Two sliced apples sit on either side of a clock as a time-lapse video compresses 24 hours into 30 seconds. By the end, the apple on the left has turned brown but the one on the right has stayed fresh and white.
The demonstration highlights the Arctic Apple, as shown in a video made by its producer, Okanagan Specialty Fruits Inc. More than a decade in the making, Okanagan’s new Arctic Apple has been genetically modified to resist browning when cut open or sliced.
Federal regulators are weighing whether to approve the Arctic apple for sale in the United States. If approved, the apple would be the first non-browning variety on the market, and could be among the country’s first products required to carry a genetically modified label.
Some farmers have asked the Agriculture Department to ban the new apple from entering the U.S. market on concerns it could compromise the fruit’s reputation as a healthy, wholesome food. Several individuals commenting on the agency’s assessment of the fruit said Okanagan was “playing God” with the apple.
Okanagan says the Arctic apple works by shutting off the enzyme that initiates browning on the apple’s flesh. Neal Carter, co-founder of the Canada-based Okanagan, hopes the non-browning trait will reinvigorate the apple industry in the same way baby-cut carrots helped create a surge in carrot demand. Okanagan envisions a world where cooks can take their time slicing apples for pies and dinner guests linger over apple wedges on their salads.
The Agriculture Department and the Food and Drug Administration are both reviewing the Arctic apple but only the USDA’s approval is needed for it to be sold to U.S. consumers. That agency is looking at whether the Arctic apple poses a threat to other plants. It said in a 2013 draft assessment that the apple is unlikely to do so.

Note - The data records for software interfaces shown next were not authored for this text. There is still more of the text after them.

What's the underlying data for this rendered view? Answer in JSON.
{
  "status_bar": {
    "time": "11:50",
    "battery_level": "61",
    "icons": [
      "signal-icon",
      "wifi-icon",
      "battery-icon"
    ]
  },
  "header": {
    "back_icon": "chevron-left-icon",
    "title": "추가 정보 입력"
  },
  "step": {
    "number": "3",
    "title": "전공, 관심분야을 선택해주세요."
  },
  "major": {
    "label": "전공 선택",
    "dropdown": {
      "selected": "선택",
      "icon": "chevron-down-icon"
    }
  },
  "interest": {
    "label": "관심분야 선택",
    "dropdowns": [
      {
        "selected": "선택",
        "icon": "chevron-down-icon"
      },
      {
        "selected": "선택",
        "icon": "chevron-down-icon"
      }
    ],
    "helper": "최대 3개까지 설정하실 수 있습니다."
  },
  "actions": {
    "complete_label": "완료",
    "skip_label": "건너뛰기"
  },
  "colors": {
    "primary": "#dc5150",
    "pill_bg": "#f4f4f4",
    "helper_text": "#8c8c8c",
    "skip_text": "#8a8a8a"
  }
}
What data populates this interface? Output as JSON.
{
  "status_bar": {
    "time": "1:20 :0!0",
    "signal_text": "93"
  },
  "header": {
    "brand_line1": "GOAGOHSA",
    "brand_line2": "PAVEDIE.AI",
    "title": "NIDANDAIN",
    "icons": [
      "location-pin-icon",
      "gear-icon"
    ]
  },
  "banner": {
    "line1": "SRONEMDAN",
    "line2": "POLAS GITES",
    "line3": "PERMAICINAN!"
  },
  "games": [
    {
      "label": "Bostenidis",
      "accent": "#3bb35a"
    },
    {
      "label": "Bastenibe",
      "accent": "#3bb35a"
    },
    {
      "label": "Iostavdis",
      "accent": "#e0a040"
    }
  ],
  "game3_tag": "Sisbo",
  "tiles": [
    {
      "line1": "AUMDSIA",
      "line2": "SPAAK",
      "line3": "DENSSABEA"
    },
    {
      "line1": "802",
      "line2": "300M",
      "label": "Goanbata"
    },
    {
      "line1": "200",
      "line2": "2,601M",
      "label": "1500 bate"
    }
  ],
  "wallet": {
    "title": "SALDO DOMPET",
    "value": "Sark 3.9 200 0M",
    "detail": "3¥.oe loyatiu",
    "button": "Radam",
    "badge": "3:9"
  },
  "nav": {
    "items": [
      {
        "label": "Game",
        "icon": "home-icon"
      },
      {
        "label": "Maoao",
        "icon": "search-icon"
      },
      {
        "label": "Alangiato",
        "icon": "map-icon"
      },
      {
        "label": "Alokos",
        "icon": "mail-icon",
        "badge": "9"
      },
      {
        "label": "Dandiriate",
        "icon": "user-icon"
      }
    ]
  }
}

Read full, original article: Inventing a GMO Apple That Won’t Brown (subscription required)